A scathing United Nations Asia-Pacific Human Development report issued earlier this month points out that more than 60 percent of Pacific nations have no laws against domestic violence. This is probably why a recent report by the Solomn Islands Ministry of Women, written in partnership with AusAid, found that 73 percent of women thought it was OK for a husband to beat his wife – if he has a reason. Those reasons included “disobeying” a husband, or nagging him about his girlfriends.
In the foreword to that report the Minister of Health and Medical Services, Johnson Koli, lamented that violence against women was both denied and suppressed, yet was “inherent in gender-based inequalities” in the Solomons.
The research found that, while two out of every three women in the Solomons are subjected to physical and/ or sexual abuse by their partner, the majority believed they had no right to leave their husband, if he had paid a “bride price” to her family.
Culture-based discrimination against women sweeps the Pacific. Recently Vanuatu’s traditional chiefs challenged a 2008 law passed to protect women form domestic violence, saying it contradicted Vanuatu’s custom.
Traditional, cultural practices that assert male authority will always disadvantage women. So why do we continue to kowtow to them? Why are Australians so ready to adopt a lazy, cultural-relativist position when it comes to blatant and dangerous discriminations against women living in our Pacific neighbourhood?
The UN report pulled no punches when it said, “Too often, customs or religious beliefs have become a rationale for laws and legal systems to ignore … the multiple forms of violence that target women”.

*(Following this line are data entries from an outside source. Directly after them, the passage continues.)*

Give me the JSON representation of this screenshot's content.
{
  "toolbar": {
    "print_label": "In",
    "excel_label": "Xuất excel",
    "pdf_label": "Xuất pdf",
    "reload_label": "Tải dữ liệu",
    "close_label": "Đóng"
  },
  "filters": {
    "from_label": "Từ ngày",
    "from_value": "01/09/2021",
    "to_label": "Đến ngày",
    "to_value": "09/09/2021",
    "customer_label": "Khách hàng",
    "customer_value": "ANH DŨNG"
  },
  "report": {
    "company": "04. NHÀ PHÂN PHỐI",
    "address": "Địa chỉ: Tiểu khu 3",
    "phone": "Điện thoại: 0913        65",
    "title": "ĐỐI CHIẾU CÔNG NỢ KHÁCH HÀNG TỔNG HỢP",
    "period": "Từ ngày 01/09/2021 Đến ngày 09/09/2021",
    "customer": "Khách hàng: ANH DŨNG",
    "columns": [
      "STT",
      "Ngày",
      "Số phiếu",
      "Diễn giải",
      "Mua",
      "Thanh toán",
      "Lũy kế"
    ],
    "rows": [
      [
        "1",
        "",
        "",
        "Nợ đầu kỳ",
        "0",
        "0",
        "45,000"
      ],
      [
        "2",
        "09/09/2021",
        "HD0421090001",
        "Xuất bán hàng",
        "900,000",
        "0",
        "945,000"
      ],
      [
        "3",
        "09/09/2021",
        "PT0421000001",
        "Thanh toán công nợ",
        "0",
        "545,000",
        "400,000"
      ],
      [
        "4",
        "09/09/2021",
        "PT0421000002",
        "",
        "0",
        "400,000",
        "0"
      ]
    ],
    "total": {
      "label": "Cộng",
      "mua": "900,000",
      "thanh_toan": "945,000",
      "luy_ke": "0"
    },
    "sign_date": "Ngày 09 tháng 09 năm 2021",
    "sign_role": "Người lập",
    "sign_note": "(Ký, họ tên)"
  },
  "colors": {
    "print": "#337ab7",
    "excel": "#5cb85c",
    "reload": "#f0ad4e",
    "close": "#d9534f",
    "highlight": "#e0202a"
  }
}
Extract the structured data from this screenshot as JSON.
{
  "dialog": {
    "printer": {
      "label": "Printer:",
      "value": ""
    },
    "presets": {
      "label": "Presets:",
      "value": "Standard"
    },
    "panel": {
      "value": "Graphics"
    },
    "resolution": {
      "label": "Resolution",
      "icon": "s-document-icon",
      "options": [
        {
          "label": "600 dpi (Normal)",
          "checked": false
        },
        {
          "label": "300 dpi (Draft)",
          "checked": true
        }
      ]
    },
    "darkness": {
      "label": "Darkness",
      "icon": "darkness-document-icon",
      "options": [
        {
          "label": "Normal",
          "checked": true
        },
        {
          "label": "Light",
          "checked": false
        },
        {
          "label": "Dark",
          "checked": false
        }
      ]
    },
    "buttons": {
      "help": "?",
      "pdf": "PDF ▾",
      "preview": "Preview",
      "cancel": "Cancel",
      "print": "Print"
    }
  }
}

When I asked New Zealand’s head of Family Planning, Jackie Edmond, a chief advocate for improving maternal health in the Pacific, why it is that so many women are dying unnecessarily in our region, she was blunt. “Women are just not seen as important”, she said.
And yes, it’s that simple.